__Source material__:

::::

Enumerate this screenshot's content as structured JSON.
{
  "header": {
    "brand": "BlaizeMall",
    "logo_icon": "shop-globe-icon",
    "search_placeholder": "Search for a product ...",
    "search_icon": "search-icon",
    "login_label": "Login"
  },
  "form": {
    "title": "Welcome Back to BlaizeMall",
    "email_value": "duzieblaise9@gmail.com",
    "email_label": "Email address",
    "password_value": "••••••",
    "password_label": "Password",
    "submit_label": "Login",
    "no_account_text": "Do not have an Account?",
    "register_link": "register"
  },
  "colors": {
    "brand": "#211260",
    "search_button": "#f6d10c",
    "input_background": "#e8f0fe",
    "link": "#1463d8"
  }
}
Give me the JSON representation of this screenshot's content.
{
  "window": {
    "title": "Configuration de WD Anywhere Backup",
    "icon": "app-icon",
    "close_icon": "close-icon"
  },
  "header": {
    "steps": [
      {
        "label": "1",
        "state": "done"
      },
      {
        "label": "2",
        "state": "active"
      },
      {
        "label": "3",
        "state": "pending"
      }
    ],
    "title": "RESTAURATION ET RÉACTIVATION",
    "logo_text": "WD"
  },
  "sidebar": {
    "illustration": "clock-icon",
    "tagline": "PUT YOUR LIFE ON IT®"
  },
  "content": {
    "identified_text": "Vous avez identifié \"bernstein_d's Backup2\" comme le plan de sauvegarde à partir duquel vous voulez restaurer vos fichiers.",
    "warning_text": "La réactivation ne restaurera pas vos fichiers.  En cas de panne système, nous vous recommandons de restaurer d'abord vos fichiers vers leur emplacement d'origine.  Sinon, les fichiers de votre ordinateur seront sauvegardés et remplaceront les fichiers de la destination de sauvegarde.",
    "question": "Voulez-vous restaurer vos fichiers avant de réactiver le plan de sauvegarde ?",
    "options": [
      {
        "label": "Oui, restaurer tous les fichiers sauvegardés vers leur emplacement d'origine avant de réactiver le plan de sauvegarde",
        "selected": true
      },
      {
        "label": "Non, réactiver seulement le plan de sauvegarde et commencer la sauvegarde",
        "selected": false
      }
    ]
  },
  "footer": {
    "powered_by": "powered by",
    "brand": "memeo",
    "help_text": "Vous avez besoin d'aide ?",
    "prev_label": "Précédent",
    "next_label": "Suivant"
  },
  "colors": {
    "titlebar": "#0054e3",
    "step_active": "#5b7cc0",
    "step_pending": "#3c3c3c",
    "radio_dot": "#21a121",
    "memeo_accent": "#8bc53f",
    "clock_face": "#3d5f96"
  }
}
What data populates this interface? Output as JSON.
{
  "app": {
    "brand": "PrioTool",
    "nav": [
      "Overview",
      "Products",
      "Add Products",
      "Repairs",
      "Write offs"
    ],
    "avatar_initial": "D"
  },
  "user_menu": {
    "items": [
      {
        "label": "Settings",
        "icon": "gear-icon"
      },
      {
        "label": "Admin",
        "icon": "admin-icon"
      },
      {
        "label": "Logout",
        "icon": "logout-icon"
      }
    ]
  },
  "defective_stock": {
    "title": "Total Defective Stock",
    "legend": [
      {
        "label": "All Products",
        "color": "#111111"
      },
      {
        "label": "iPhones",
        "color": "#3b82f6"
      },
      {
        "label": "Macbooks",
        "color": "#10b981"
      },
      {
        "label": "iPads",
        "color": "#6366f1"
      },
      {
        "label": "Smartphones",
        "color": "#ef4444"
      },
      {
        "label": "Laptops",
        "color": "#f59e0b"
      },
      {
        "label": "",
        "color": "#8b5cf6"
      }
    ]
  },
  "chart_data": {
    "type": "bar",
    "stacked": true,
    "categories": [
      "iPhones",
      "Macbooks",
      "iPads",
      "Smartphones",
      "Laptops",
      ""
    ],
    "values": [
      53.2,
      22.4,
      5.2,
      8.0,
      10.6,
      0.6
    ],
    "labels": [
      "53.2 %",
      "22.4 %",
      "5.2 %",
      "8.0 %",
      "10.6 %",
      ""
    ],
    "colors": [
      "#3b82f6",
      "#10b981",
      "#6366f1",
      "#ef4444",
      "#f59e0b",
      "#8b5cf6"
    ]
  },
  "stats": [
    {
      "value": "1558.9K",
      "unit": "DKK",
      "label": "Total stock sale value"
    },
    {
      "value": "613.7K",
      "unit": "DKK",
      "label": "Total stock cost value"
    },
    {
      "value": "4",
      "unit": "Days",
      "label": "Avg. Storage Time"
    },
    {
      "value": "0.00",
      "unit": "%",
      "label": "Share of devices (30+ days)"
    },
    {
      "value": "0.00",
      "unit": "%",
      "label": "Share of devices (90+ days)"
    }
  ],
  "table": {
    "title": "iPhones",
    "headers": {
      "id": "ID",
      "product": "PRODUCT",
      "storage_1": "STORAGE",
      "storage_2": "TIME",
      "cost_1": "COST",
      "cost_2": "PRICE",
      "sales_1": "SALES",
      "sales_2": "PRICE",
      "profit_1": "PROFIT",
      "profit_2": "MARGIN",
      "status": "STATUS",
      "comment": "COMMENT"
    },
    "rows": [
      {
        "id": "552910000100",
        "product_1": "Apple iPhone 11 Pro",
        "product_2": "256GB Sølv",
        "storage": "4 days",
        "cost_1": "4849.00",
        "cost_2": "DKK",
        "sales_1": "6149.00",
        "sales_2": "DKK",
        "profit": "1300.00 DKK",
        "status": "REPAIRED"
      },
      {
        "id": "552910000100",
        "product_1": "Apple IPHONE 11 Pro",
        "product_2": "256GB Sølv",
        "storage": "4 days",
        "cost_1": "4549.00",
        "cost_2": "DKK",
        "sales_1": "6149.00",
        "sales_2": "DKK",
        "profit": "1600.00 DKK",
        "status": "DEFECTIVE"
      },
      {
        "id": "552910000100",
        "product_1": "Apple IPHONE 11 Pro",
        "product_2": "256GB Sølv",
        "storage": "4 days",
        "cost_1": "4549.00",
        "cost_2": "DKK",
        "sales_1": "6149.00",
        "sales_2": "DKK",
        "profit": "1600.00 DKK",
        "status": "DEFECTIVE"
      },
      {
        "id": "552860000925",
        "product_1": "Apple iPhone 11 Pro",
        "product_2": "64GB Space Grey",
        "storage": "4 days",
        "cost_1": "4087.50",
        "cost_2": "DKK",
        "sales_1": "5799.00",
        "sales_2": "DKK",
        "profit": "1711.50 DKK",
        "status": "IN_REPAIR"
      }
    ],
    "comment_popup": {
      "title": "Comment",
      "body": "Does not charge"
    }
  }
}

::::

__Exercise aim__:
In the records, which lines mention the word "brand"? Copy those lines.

__Output__:
    "brand": "BlaizeMall",
    "brand": "#211260",
    "brand": "memeo",
    "brand": "PrioTool",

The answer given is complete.